> [About this exercise] Each line of the data should be given again exactly.

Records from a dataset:
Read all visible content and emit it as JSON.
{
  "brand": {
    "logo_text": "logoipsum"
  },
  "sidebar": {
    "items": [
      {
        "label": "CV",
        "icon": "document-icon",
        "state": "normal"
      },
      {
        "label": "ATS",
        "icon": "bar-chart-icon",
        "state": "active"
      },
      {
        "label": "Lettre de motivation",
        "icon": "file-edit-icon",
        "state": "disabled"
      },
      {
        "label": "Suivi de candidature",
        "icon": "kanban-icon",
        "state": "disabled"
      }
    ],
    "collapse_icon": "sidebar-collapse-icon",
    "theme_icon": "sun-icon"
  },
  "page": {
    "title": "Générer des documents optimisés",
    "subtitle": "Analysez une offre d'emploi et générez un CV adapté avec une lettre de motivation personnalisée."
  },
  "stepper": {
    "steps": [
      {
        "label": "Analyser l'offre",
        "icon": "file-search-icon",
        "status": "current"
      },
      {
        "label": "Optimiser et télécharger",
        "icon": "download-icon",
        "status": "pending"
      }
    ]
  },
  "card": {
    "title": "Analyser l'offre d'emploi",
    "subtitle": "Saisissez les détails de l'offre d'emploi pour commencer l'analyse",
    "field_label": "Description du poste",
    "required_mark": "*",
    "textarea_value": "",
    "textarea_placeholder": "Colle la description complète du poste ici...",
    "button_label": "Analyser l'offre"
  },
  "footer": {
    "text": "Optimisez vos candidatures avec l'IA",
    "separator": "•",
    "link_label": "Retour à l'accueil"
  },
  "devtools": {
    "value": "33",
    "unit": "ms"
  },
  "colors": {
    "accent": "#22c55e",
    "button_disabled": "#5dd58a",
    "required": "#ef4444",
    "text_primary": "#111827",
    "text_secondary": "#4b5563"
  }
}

> [Reply]
Read all visible content and emit it as JSON.
{
  "brand": {
    "logo_text": "logoipsum"
  },
  "sidebar": {
    "items": [
      {
        "label": "CV",
        "icon": "document-icon",
        "state": "normal"
      },
      {
        "label": "ATS",
        "icon": "bar-chart-icon",
        "state": "active"
      },
      {
        "label": "Lettre de motivation",
        "icon": "file-edit-icon",
        "state": "disabled"
      },
      {
        "label": "Suivi de candidature",
        "icon": "kanban-icon",
        "state": "disabled"
      }
    ],
    "collapse_icon": "sidebar-collapse-icon",
    "theme_icon": "sun-icon"
  },
  "page": {
    "title": "Générer des documents optimisés",
    "subtitle": "Analysez une offre d'emploi et générez un CV adapté avec une lettre de motivation personnalisée."
  },
  "stepper": {
    "steps": [
      {
        "label": "Analyser l'offre",
        "icon": "file-search-icon",
        "status": "current"
      },
      {
        "label": "Optimiser et télécharger",
        "icon": "download-icon",
        "status": "pending"
      }
    ]
  },
  "card": {
    "title": "Analyser l'offre d'emploi",
    "subtitle": "Saisissez les détails de l'offre d'emploi pour commencer l'analyse",
    "field_label": "Description du poste",
    "required_mark": "*",
    "textarea_value": "",
    "textarea_placeholder": "Colle la description complète du poste ici...",
    "button_label": "Analyser l'offre"
  },
  "footer": {
    "text": "Optimisez vos candidatures avec l'IA",
    "separator": "•",
    "link_label": "Retour à l'accueil"
  },
  "devtools": {
    "value": "33",
    "unit": "ms"
  },
  "colors": {
    "accent": "#22c55e",
    "button_disabled": "#5dd58a",
    "required": "#ef4444",
    "text_primary": "#111827",
    "text_secondary": "#4b5563"
  }
}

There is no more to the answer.